Summers has practiced with the firm since 2004, litigating in areas such as business and commercial suits and civil rights.

He's best known for the Snyder suit, in which he represented a Spring Garden Township father who argued that free speech should not have covered the Westboro Baptist Church members who protested at his son's funeral. Last year, the court ruled the protestors were within their constitutional rights when they picketed at the funeral of Lance Cpl. Matthew Snyder, claiming U.S. soldiers die to pay for America's tolerance of homosexuality.

New to politics: While he has made a name in the courtroom, Summers he's hoping voters will look favorably on his lack of political experience.

"It's a mixed blessing," the Manchester Township resident said Monday. "I've never been a politician, so I'm not standing in line thinking I'm entitled to it. On the down side...I don't know the people to ask for money. All of the insiders have the upper hand."

Platts said he's retiring to spend more time with his family and to uphold his view on a 12-year term limit. Summers said he would serve only 12 years.

"I have no problem saying that today with no hesitation," he said. "I've no desire to spend 30, 40 years in Congress. When (Platts) came out and said he was going to abide by his self-imposed term limits, my stock in him went through the roof."

Summers said finances would be his biggest priority, as job creation and the overall health of the economy depend on the government slowing its rate of spending.

"If you had those personal spending habits, the bank would probably cut you off in two months," he said.

He's not in favor of raising the debt ceiling, and he'd be willing to "make the tough choices that will eventually have to be made."

"In my opinion, we don't need a federal Department of Education," he said.

He said local school boards make spending decisions and the state's Department of Education oversees the local boards. The third tier is unnecessary, and he would downsize or eliminate it, he said.

Flat tax: Summers said he's also in favor of a flat tax, which he believes would generate more income.

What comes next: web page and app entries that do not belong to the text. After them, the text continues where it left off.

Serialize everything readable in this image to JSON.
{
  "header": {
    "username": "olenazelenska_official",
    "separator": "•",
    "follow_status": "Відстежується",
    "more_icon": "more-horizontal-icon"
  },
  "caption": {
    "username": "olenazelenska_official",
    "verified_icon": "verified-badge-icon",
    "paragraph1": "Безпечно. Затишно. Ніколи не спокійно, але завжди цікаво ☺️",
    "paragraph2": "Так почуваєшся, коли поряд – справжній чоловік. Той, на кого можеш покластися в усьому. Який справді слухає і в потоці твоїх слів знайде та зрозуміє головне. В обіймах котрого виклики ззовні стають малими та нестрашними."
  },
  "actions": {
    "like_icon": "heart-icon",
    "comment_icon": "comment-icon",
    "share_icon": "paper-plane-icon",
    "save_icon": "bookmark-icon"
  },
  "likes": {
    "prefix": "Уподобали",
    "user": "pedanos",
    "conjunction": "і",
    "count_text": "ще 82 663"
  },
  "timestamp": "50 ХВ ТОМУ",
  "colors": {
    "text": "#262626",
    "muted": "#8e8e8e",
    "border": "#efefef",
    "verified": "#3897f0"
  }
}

"The lower tier pays little tax. A large chunk in the middle pay excessive tax and the very, very minimal tax because we have a lot of lobbyists in Congress to get favoritism," he said.

He thinks the tax code should be streamlined and loopholes eliminated.

A former prosecutor with the U. S. Army JAG Corps, Summers said veterans causes are also important to him.

For example, he would support a system under which vets could have more healthcare options, "instead of being forced into the VA health system."

Summers said he would be a very vocal representative, using his public speaking skills to set himself apart from the crowd in Washington.

"Going to Congress and debating, I'm sure that's a tough task," he said. "But try debating the First Amendment with Justice (Antonin) Scalia. It's certainly no small feat."

Growing slate: Summers' competition on the Republican ballot will include County Commissioner Chris Reilly, State Rep. Scott Perry, R-Dillsburg, and Ted Waga, a Republican and member of the York 912 Patriots. President Commissioner Steve Chronister has also said he's considering a run.

Democrats Harry Perkinson of York Township and attorney Ken Lee of Harrisburg have declared their candidacies, as has Hopewell Township Libertarian Mike Koffenberger.

Also considering runs are Republican Mike Smeltzer, who heads the Manufacturers' Association of South Central Pennsylvania and ran against Platts in the 2010 primary, and Red Lion Democrat Ryan Sanders, who ran against Platts in 2010.

- Reach Christina Kauffman at 505-5436,, or follow her on Twitter at @YDYorkCounty.